Note: I make these pancakes entirely gluten-free by using oat flour and I like them better that way.  I also use honey instead of refined sugar since I feel like it really brings out the flavor in the oatmeal.  I laid thin slices of nectarine on top of these pancakes but next time I make these with a stone fruit I’ll probably just chop the fruit and add it to the batter.
2 cups Buttermilk
2 cups Old Fashioned Oats
1/2 cup Oat Flour
2 Tbs Honey
1 tsp Baking Powder
1 tsp Baking Soda
1/2 tsp Salt
2 large Eggs
1/2 cup Butter, melted and cooled
1 Nectarine, peeled and chopped into 1/2 inch cubes
The Night Before:
Combine the buttermilk and oats in a medium sized mixing bowl, stir, cover with plastic wrap, and refrigerate overnight.
The Next Morning:

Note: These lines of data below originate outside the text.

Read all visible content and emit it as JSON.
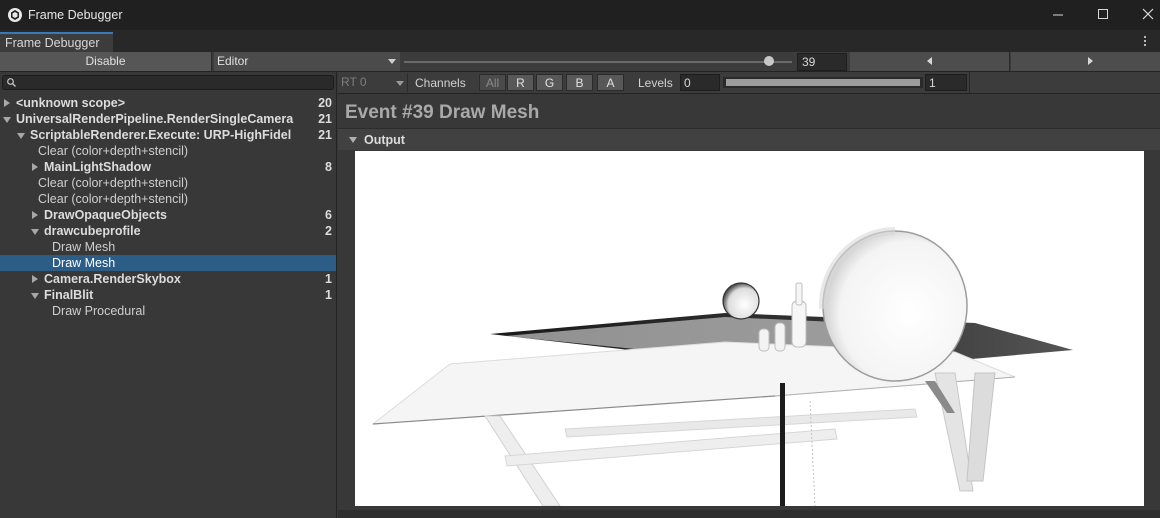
{
  "window": {
    "title": "Frame Debugger",
    "icon": "unity-logo-icon",
    "controls": [
      "minimize-icon",
      "maximize-icon",
      "close-icon"
    ]
  },
  "tab": {
    "label": "Frame Debugger"
  },
  "toolbar": {
    "disable_label": "Disable",
    "target_dropdown": "Editor",
    "event_slider_fraction": 0.94,
    "event_index": "39"
  },
  "search": {
    "placeholder": "",
    "value": ""
  },
  "tree": [
    {
      "label": "<unknown scope>",
      "count": "20",
      "bold": true,
      "depth": 0,
      "state": "collapsed"
    },
    {
      "label": "UniversalRenderPipeline.RenderSingleCamera",
      "count": "21",
      "bold": true,
      "depth": 0,
      "state": "expanded"
    },
    {
      "label": "ScriptableRenderer.Execute: URP-HighFidel",
      "count": "21",
      "bold": true,
      "depth": 1,
      "state": "expanded"
    },
    {
      "label": "Clear (color+depth+stencil)",
      "count": "",
      "bold": false,
      "depth": 2,
      "state": "leaf"
    },
    {
      "label": "MainLightShadow",
      "count": "8",
      "bold": true,
      "depth": 2,
      "state": "collapsed"
    },
    {
      "label": "Clear (color+depth+stencil)",
      "count": "",
      "bold": false,
      "depth": 2,
      "state": "leaf"
    },
    {
      "label": "Clear (color+depth+stencil)",
      "count": "",
      "bold": false,
      "depth": 2,
      "state": "leaf"
    },
    {
      "label": "DrawOpaqueObjects",
      "count": "6",
      "bold": true,
      "depth": 2,
      "state": "collapsed"
    },
    {
      "label": "drawcubeprofile",
      "count": "2",
      "bold": true,
      "depth": 2,
      "state": "expanded"
    },
    {
      "label": "Draw Mesh",
      "count": "",
      "bold": false,
      "depth": 3,
      "state": "leaf"
    },
    {
      "label": "Draw Mesh",
      "count": "",
      "bold": false,
      "depth": 3,
      "state": "leaf",
      "selected": true
    },
    {
      "label": "Camera.RenderSkybox",
      "count": "1",
      "bold": true,
      "depth": 2,
      "state": "collapsed"
    },
    {
      "label": "FinalBlit",
      "count": "1",
      "bold": true,
      "depth": 2,
      "state": "expanded"
    },
    {
      "label": "Draw Procedural",
      "count": "",
      "bold": false,
      "depth": 3,
      "state": "leaf"
    }
  ],
  "viewbar": {
    "rt_dropdown": "RT 0",
    "channels_label": "Channels",
    "channels": [
      "All",
      "R",
      "G",
      "B",
      "A"
    ],
    "levels_label": "Levels",
    "levels_min": "0",
    "levels_max": "1"
  },
  "event": {
    "title": "Event #39 Draw Mesh",
    "output_label": "Output"
  },
  "colors": {
    "selection": "#2c5d87",
    "tab_accent": "#3a79bb",
    "background": "#383838"
  }
}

Remove the buttermilk and oats from the fridge and set it aside.  In a second bowl whisk together the oat flour, baking soda, baking powder and salt.  Add the honey, eggs, and melted butter to the oats and buttermilk mixture, mix until fully combined.  Add the dry ingredients to the liquids and stir until fully combined.  Fold in the nectarine pieces.  The batter will be thick.  Warm a skillet/griddle to a medium-high heat and brush/spray it with vegetable oil.  Drop the batter onto the griddle by scant 1/4 cup fulls onto the pan.  Cook the pancakes until bubbles start to form on the edges and the underside is lightly browned.  Flip the pancakes and cook the second side until it is browned.  Repeat, until all the batter is gone.  This makes 12-15 pancakes.  And they are delicious.  Serve the pancakes warm, with real maple syrup (I chopped a second nectarine and added it to my maple syrup, it was amazing).  You will definitely not be sorry for the time these took.  I promise.